How do you interview? Do you just let a conversation happen, or do you take the time to dig a little deeper? There are two regularly used interview methods: The Traditional Interview and the Behavioral Interview. I highly recommend incorporating both when you interview candidates for your associate dentist or staff positions, as each method offers valuable insight about a candidate’s professional and personal qualities.
Our friends at CEDR HR Solutions do a great job of defining both of these interview methods:
“In a traditional interview, the interviewer asks prospective hires a series of straightforward, open-ended questions like, 'How would you handle [insert hypothetical situation],' 'What 5 words best describe you,' 'What is your greatest weakness,' or 'Describe what customer service means to you.'
In contrast, for a behavioral interview, the employer identifies a vital skill set that they want the ideal person in that position to have and then develops a series of questions geared toward eliciting answers where the candidate demonstrated those skills in the past.
Tell me about a time where you had to use patience to calm down a patient.
Describe a goal you set for yourself and how you met it.
What do you consider your greatest work achievement?
How do you handle interruptions at work? Give examples .”
You can read the whole article at http://www.cedrsolutions.com/best-hiring-tool/.
Anyone can describe their skills in a traditional question and answer interview. However, the Behavioral Interview questions will allow you to gain insight into how the candidate applies those skills, which is much more important in your dental practice.

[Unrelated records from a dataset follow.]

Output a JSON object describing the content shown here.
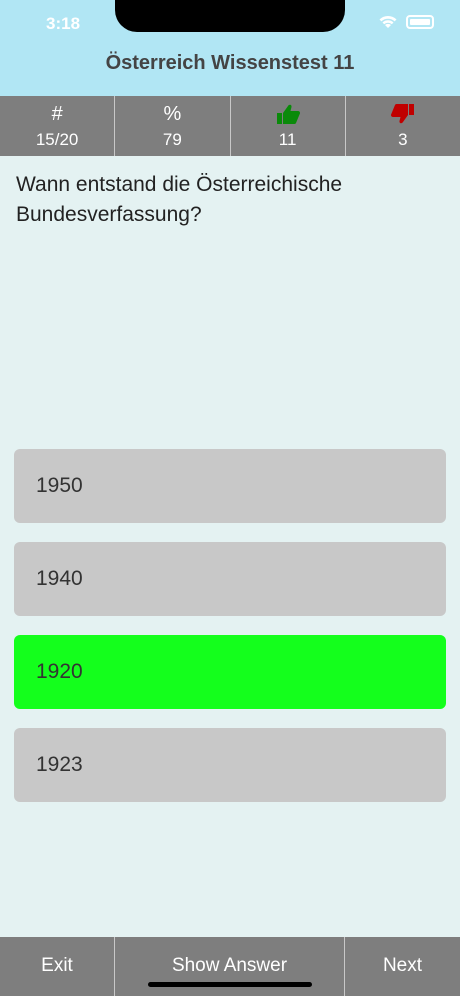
{
  "status_bar": {
    "time": "3:18"
  },
  "header": {
    "title": "Österreich Wissenstest 11"
  },
  "stats": [
    {
      "icon": "hash-icon",
      "symbol": "#",
      "value": "15/20"
    },
    {
      "icon": "percent-icon",
      "symbol": "%",
      "value": "79"
    },
    {
      "icon": "thumbs-up-icon",
      "value": "11"
    },
    {
      "icon": "thumbs-down-icon",
      "value": "3"
    }
  ],
  "question": {
    "text": "Wann entstand die Österreichische Bundesverfassung?"
  },
  "answers": [
    {
      "label": "1950",
      "state": "neutral"
    },
    {
      "label": "1940",
      "state": "neutral"
    },
    {
      "label": "1920",
      "state": "correct"
    },
    {
      "label": "1923",
      "state": "neutral"
    }
  ],
  "toolbar": {
    "exit_label": "Exit",
    "show_answer_label": "Show Answer",
    "next_label": "Next"
  },
  "colors": {
    "header_bg": "#b1e6f4",
    "bar_bg": "#7e7e7e",
    "correct": "#14ff1c",
    "thumb_up": "#0a8a0a",
    "thumb_down": "#c00000"
  }
}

Here are some other questions that could apply directly to hiring in your dental practice:
To an associate dentist candidate:
Describe an instance when you worked with a patient to overcome their dental phobia to gain their trust.

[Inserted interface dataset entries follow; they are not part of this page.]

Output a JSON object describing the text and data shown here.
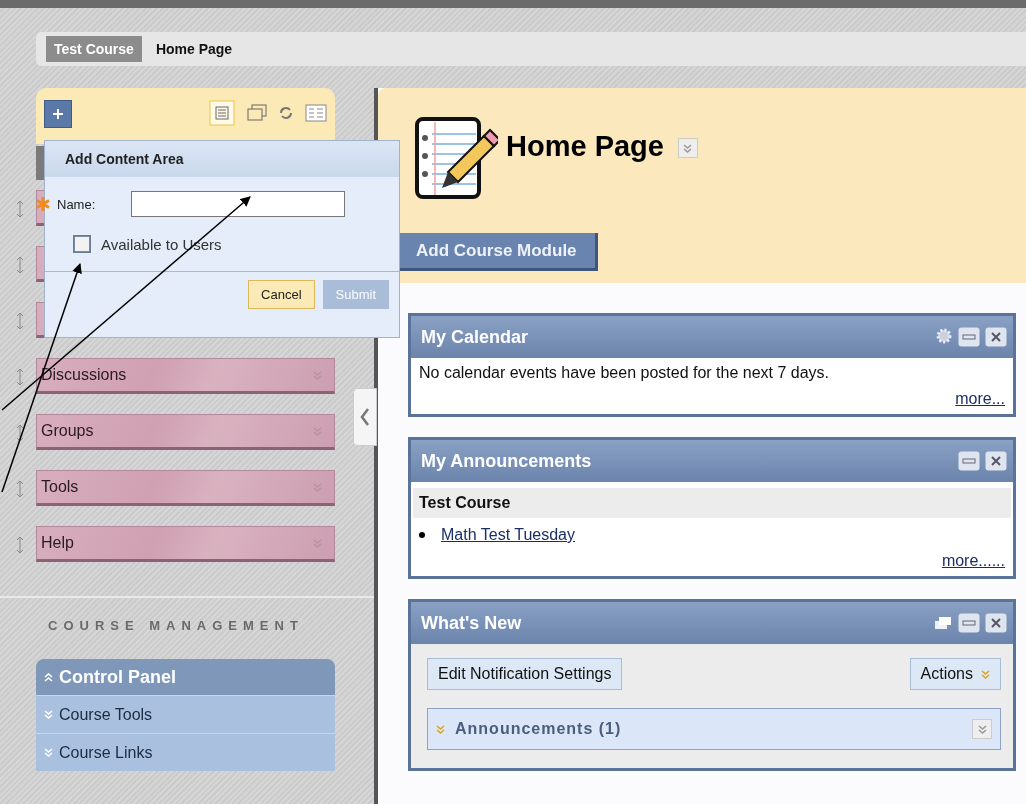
{
  "breadcrumb": {
    "course": "Test Course",
    "page": "Home Page"
  },
  "menu": [
    {
      "label": "Discussions"
    },
    {
      "label": "Groups"
    },
    {
      "label": "Tools"
    },
    {
      "label": "Help"
    }
  ],
  "popup": {
    "title": "Add Content Area",
    "name_label": "Name:",
    "required": true,
    "checkbox": {
      "label": "Available to Users",
      "checked": false
    },
    "cancel": "Cancel",
    "submit": {
      "label": "Submit",
      "disabled": true
    }
  },
  "course_management": {
    "heading": "COURSE MANAGEMENT",
    "panel": {
      "title": "Control Panel",
      "expanded": true,
      "items": [
        {
          "label": "Course Tools",
          "expanded": false
        },
        {
          "label": "Course Links",
          "expanded": false
        }
      ]
    }
  },
  "main": {
    "title": "Home Page",
    "add_button": "Add Course Module",
    "modules": [
      {
        "kind": "calendar",
        "title": "My Calendar",
        "text": "No calendar events have been posted for the next 7 days.",
        "more": "more..."
      },
      {
        "kind": "announcements",
        "title": "My Announcements",
        "course": "Test Course",
        "items": [
          "Math Test Tuesday"
        ],
        "more": "more......"
      },
      {
        "kind": "whats_new",
        "title": "What's New",
        "edit_button": "Edit Notification Settings",
        "actions": "Actions",
        "sections": [
          {
            "label": "Announcements (1)",
            "expanded": false
          }
        ]
      }
    ]
  }
}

How do you accept input from a dental assistant while in the operatory with a patient?
Tell me about a time when you did not agree with a treatment plan developed by another provider. How did you address this matter and still provide quality care to the patient?
To a staff member candidate:
Describe a time when you had to get a patient payment upfront but they did either did not or could not pay at that time?
How would you handle an employee who is repeatedly missing work or consistently late?
Take some time before your next interview and write questions that will help you to determine if the next candidate fits the needs and challenges in your practice.
Special thanks to Paul Edwards and his team at CEDR HR Solutions for allowing us to quote from BEHAVIORAL INTERVEW: An Employer’s Best Hiring Tool. CEDR is an HR firm specializing in custom employee handbooks and other HR resources for Dental practices across the United States.
Written by Carl Guthrie, Senior Account Executive and Recruiter for ETS Dental, email@example.com.